TASK REQUIREMENTS
Filter out every line below that lacks "ffffff", and copy the rest.

"""

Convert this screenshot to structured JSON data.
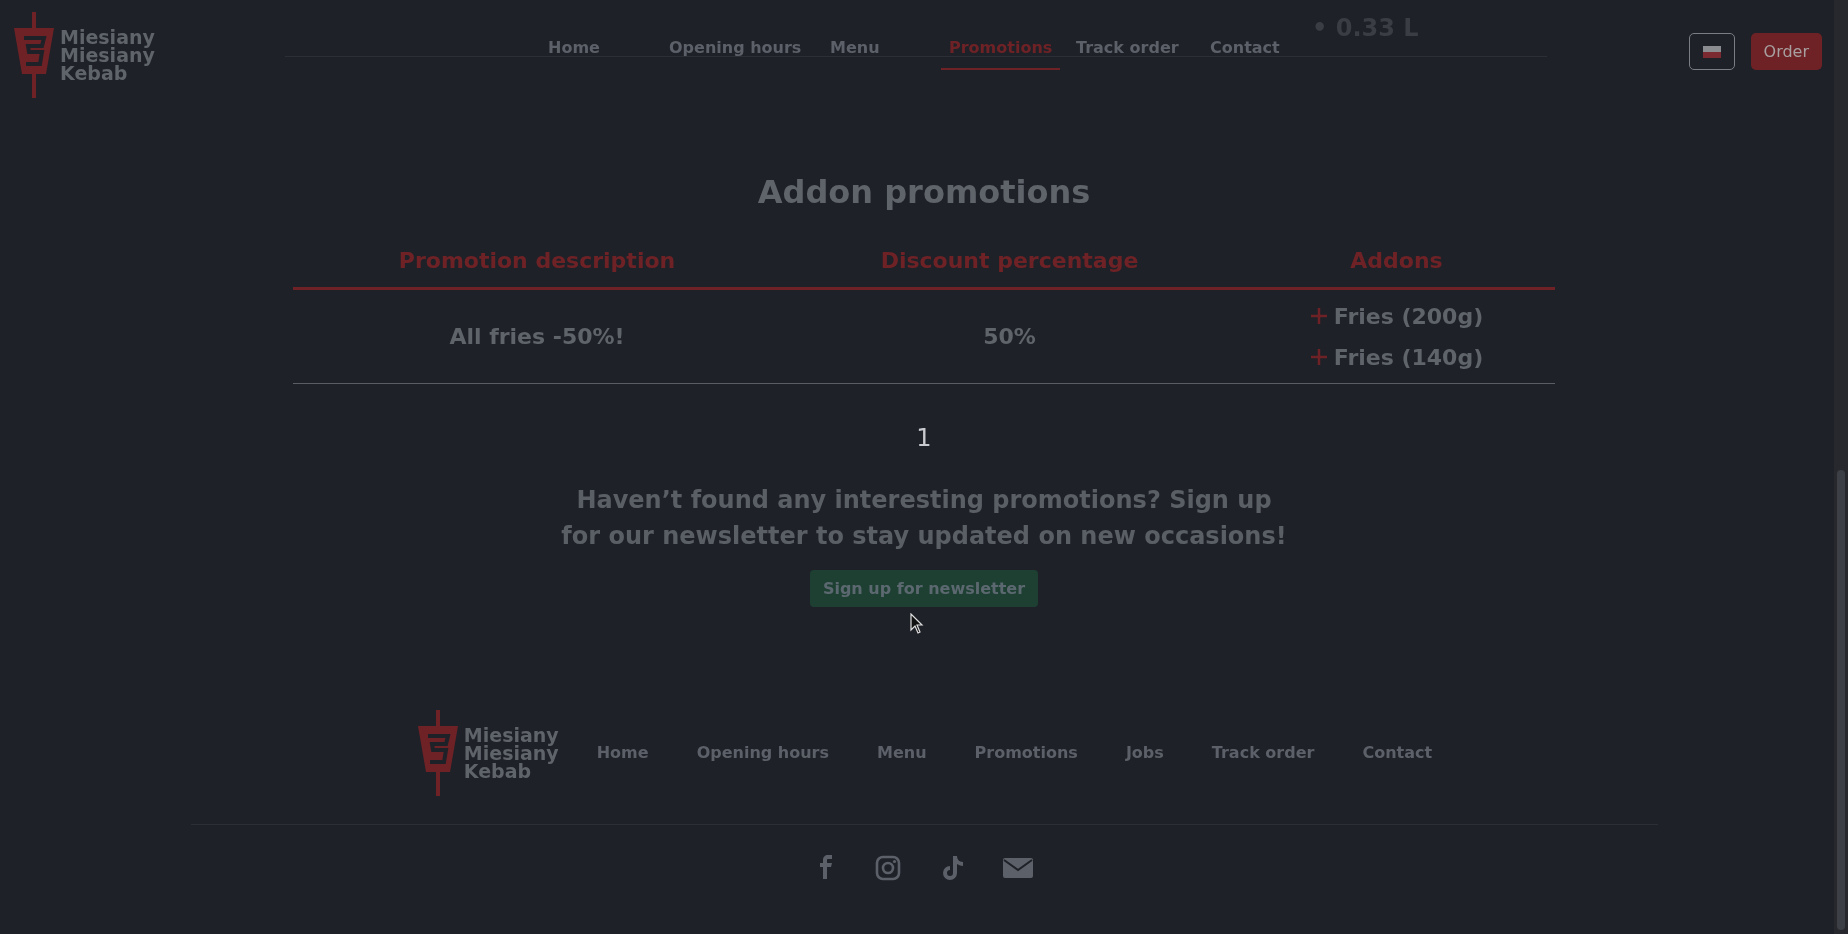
{
  "background_text": "• 0.33 L",
  "header": {
    "logo": {
      "lines": [
        "Miesiany",
        "Miesiany",
        "Kebab"
      ]
    },
    "nav": [
      {
        "label": "Home",
        "selected": false
      },
      {
        "label": "Opening hours",
        "selected": false
      },
      {
        "label": "Menu",
        "selected": false
      },
      {
        "label": "Promotions",
        "selected": true
      },
      {
        "label": "Track order",
        "selected": false
      },
      {
        "label": "Contact",
        "selected": false
      }
    ],
    "order_button": "Order"
  },
  "addon_promotions": {
    "title": "Addon promotions",
    "columns": [
      "Promotion description",
      "Discount percentage",
      "Addons"
    ],
    "rows": [
      {
        "description": "All fries -50%!",
        "discount": "50%",
        "addons": [
          "Fries (200g)",
          "Fries (140g)"
        ]
      }
    ]
  },
  "pagination": {
    "pages": [
      {
        "label": "1",
        "selected": true
      }
    ]
  },
  "newsletter": {
    "text": "Haven’t found any interesting promotions? Sign up for our newsletter to stay updated on new occasions!",
    "button": "Sign up for newsletter"
  },
  "footer": {
    "logo": {
      "lines": [
        "Miesiany",
        "Miesiany",
        "Kebab"
      ]
    },
    "nav": [
      "Home",
      "Opening hours",
      "Menu",
      "Promotions",
      "Jobs",
      "Track order",
      "Contact"
    ],
    "social": [
      {
        "kind": "facebook"
      },
      {
        "kind": "instagram"
      },
      {
        "kind": "tiktok"
      },
      {
        "kind": "email"
      }
    ]
  }
}
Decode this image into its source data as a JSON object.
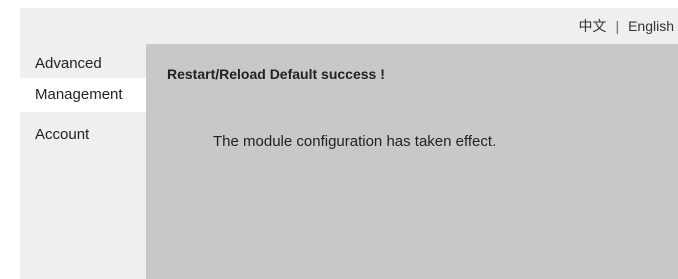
{
  "header": {
    "lang_chinese": "中文",
    "lang_separator": "|",
    "lang_english": "English"
  },
  "sidebar": {
    "items": [
      {
        "label": "Advanced"
      },
      {
        "label": "Management"
      },
      {
        "label": "Account"
      }
    ]
  },
  "main": {
    "title": "Restart/Reload Default success !",
    "message": "The module configuration has taken effect."
  },
  "colors": {
    "topbar_bg": "#efefef",
    "sidebar_bg": "#efefef",
    "sidebar_active_bg": "#ffffff",
    "content_bg": "#c8c8c8"
  }
}
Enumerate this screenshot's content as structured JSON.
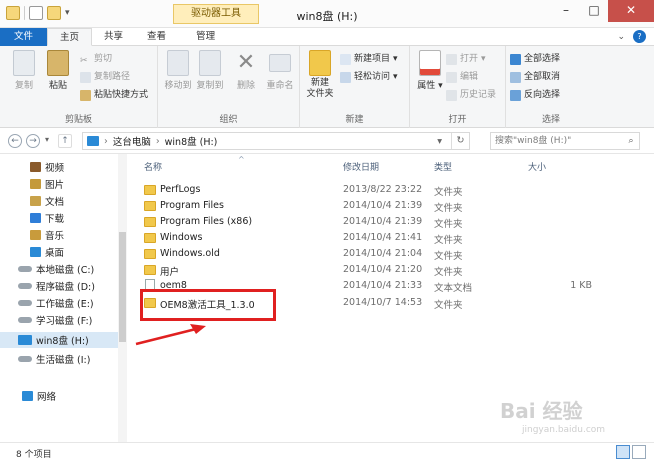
{
  "window": {
    "title": "win8盘 (H:)",
    "context_tab": "驱动器工具"
  },
  "tabs": {
    "file": "文件",
    "home": "主页",
    "share": "共享",
    "view": "查看",
    "manage": "管理"
  },
  "ribbon": {
    "clipboard": {
      "label": "剪贴板",
      "copy": "复制",
      "paste": "粘贴",
      "cut": "剪切",
      "copy_path": "复制路径",
      "paste_shortcut": "粘贴快捷方式"
    },
    "organize": {
      "label": "组织",
      "move_to": "移动到",
      "copy_to": "复制到",
      "delete": "删除",
      "rename": "重命名"
    },
    "new": {
      "label": "新建",
      "new_folder": "新建\n文件夹",
      "new_item": "新建项目",
      "easy_access": "轻松访问"
    },
    "open": {
      "label": "打开",
      "properties": "属性",
      "open": "打开",
      "edit": "编辑",
      "history": "历史记录"
    },
    "select": {
      "label": "选择",
      "select_all": "全部选择",
      "select_none": "全部取消",
      "invert": "反向选择"
    }
  },
  "address": {
    "crumb_pc": "这台电脑",
    "crumb_drive": "win8盘 (H:)",
    "search_placeholder": "搜索\"win8盘 (H:)\""
  },
  "navpane": {
    "items": [
      {
        "label": "视频",
        "color": "#8a5a2b"
      },
      {
        "label": "图片",
        "color": "#c49a3a"
      },
      {
        "label": "文档",
        "color": "#c8a24a"
      },
      {
        "label": "下载",
        "color": "#2f7ed8"
      },
      {
        "label": "音乐",
        "color": "#c89b3c"
      },
      {
        "label": "桌面",
        "color": "#2a8ad6"
      },
      {
        "label": "本地磁盘 (C:)",
        "color": "#9aa4ad"
      },
      {
        "label": "程序磁盘 (D:)",
        "color": "#9aa4ad"
      },
      {
        "label": "工作磁盘 (E:)",
        "color": "#9aa4ad"
      },
      {
        "label": "学习磁盘 (F:)",
        "color": "#9aa4ad"
      },
      {
        "label": "win8盘 (H:)",
        "color": "#2a8ad6"
      },
      {
        "label": "生活磁盘 (I:)",
        "color": "#9aa4ad"
      },
      {
        "label": "网络",
        "color": "#2a8ad6"
      }
    ]
  },
  "filelist": {
    "columns": {
      "name": "名称",
      "date": "修改日期",
      "type": "类型",
      "size": "大小"
    },
    "rows": [
      {
        "name": "PerfLogs",
        "date": "2013/8/22 23:22",
        "type": "文件夹",
        "size": ""
      },
      {
        "name": "Program Files",
        "date": "2014/10/4 21:39",
        "type": "文件夹",
        "size": ""
      },
      {
        "name": "Program Files (x86)",
        "date": "2014/10/4 21:39",
        "type": "文件夹",
        "size": ""
      },
      {
        "name": "Windows",
        "date": "2014/10/4 21:41",
        "type": "文件夹",
        "size": ""
      },
      {
        "name": "Windows.old",
        "date": "2014/10/4 21:04",
        "type": "文件夹",
        "size": ""
      },
      {
        "name": "用户",
        "date": "2014/10/4 21:20",
        "type": "文件夹",
        "size": ""
      },
      {
        "name": "oem8",
        "date": "2014/10/4 21:33",
        "type": "文本文档",
        "size": "1 KB"
      },
      {
        "name": "OEM8激活工具_1.3.0",
        "date": "2014/10/7 14:53",
        "type": "文件夹",
        "size": ""
      }
    ]
  },
  "status": {
    "count": "8 个项目"
  },
  "watermark": {
    "text": "Bai 经验",
    "url": "jingyan.baidu.com"
  }
}
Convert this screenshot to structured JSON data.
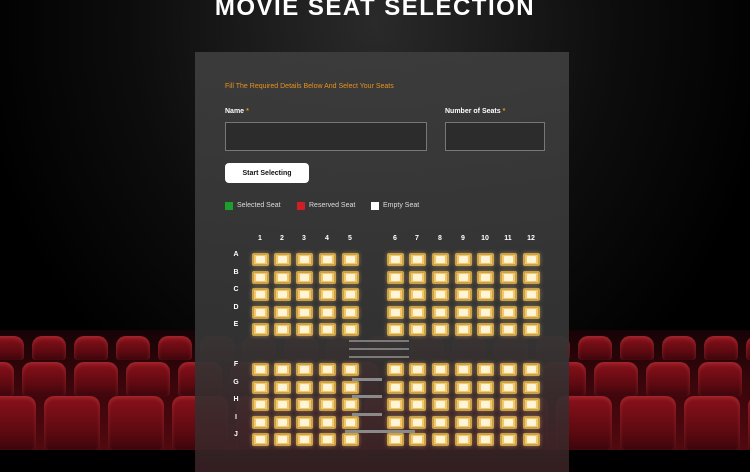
{
  "page": {
    "title": "MOVIE SEAT SELECTION"
  },
  "form": {
    "instructions": "Fill The Required Details Below And Select Your Seats",
    "name_label": "Name",
    "name_value": "",
    "seats_label": "Number of Seats",
    "seats_value": "",
    "required_mark": "*",
    "start_button_label": "Start Selecting"
  },
  "legend": {
    "selected": {
      "label": "Selected Seat",
      "color": "#1e9e2c"
    },
    "reserved": {
      "label": "Reserved Seat",
      "color": "#d01e24"
    },
    "empty": {
      "label": "Empty Seat",
      "color": "#ffffff"
    }
  },
  "seat_map": {
    "columns": [
      "1",
      "2",
      "3",
      "4",
      "5",
      "6",
      "7",
      "8",
      "9",
      "10",
      "11",
      "12"
    ],
    "rows_top": [
      "A",
      "B",
      "C",
      "D",
      "E"
    ],
    "rows_bottom": [
      "F",
      "G",
      "H",
      "I",
      "J"
    ],
    "seat_status": "empty",
    "seat_color": "#f3c76a"
  }
}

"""

YOUR SOLUTION
    "sidebar_active_bg": "#ffffff",
      "color": "#ffffff"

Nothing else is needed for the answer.